Susan Karpa Criminal Lawyer in CalgaryIf you have been charged or are being investigated, hiring a Calgary mischief lawyer is important. I can explain the strategy for fighting these charges, the repercussions of a guilty plea, the nature of a peace bond if applicable, and other related aspects of your charges. Contact us now at 587-888-7149 for a free consultation.

What are the best defences to a fraud charge?

The best defense in a criminal fraud trial depends on the specific circumstances of the case.

Many fraud cases in Calgary do not go to trial, but instead resolve with a guilty plea. Skilled criminal defence lawyers can often negotiate with crown prosecutors to join them in asking the judge to order a sentence that is favourable to their client. When the crown prosecutor and defence lawyer join in asking the judge to order a sentence, the judge must order that sentence unless doing so would harm the reputation of the justice system.

In some cases, a criminal defence lawyer may be able to persuade the crown prosecutor to refer a fraud charge to a diversion program, such as the alternative measures program (AMP) or mental health diversion (MHD), which allow the accused to avoid a criminal record and have the charge dropped after completing certain programming and following certain conditions.
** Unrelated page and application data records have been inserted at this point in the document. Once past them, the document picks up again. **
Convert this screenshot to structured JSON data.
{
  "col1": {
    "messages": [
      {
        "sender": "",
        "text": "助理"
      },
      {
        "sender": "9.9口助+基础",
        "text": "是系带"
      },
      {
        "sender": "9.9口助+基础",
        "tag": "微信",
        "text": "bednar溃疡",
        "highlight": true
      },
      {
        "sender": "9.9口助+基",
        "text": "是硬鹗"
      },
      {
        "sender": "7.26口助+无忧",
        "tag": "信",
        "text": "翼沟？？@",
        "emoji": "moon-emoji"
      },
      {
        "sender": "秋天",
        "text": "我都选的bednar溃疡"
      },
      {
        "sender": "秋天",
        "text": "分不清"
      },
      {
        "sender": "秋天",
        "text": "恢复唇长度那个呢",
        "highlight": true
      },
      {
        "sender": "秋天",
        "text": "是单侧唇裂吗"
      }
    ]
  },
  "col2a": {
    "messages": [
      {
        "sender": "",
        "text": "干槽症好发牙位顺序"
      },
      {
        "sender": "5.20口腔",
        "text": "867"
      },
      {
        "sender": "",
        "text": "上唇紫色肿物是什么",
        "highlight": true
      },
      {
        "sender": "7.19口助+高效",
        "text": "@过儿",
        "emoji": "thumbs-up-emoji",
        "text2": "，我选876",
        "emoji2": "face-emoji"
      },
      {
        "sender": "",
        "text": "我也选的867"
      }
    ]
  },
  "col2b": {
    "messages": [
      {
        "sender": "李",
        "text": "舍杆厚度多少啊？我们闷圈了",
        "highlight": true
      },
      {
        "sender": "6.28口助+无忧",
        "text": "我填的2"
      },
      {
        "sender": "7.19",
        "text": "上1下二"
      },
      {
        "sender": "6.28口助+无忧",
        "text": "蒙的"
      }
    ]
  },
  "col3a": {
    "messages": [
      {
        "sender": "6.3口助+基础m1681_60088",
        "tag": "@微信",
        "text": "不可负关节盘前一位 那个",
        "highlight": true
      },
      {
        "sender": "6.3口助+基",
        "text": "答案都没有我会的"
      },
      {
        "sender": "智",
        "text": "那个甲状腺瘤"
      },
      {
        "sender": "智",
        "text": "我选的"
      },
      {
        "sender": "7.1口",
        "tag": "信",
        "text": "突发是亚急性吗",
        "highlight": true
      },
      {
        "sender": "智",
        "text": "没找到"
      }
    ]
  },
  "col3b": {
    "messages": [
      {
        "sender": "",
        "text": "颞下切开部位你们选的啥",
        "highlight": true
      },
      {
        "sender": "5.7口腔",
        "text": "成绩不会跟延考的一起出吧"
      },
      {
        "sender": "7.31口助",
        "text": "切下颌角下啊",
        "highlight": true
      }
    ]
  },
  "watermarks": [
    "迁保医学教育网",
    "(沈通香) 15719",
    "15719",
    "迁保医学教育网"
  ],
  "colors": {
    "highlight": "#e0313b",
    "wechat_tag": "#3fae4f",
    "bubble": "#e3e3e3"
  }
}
After the diversionary program is completed, the charge is withdrawn (dropped). Although it is somewhat rare, a criminal defence lawyer can sometimes persuade a crown prosecutor to drop the charge outright, without the accused completing any formal program, because there is no reasonable likelihood of conviction or no public interest in prosecuting the charge. I have a separate FAQ on how to get charges dropped.

If the accused pleads not guilty and the fraud charge goes to trial, here are some arguments that may be made in defending against the charge:

  • Fraud not proven: The crown prosecutor did not prove the fraud beyond a reasonable doubt. For example, the crown prosecutor failed to prove identity (i.e., that it was the accused who committed the act, and not someone else), intent (to deceive or defraud), or that the alleged victim was deprived of something (which includes real risk of economic loss). 
  • Charter rights violation: Evidence against the accused is excluded or their charge is dropped because their Charter rights were violated, leaving them without a conviction.
  • Duress: Somebody else intentionally forced the accused to commit the fraudulent act. 
  • Necessity: The accused was in an emergency and morally had no real choice but to commit fraud.
  • De minimis: The fraud was so minor that convicting the accused would harm the reputation of the justice system.

Not succeeding in getting any money or other valuable item is not a defence to fraud. I cover this in a separate FAQ. I also have a separate FAQ about what fraud is.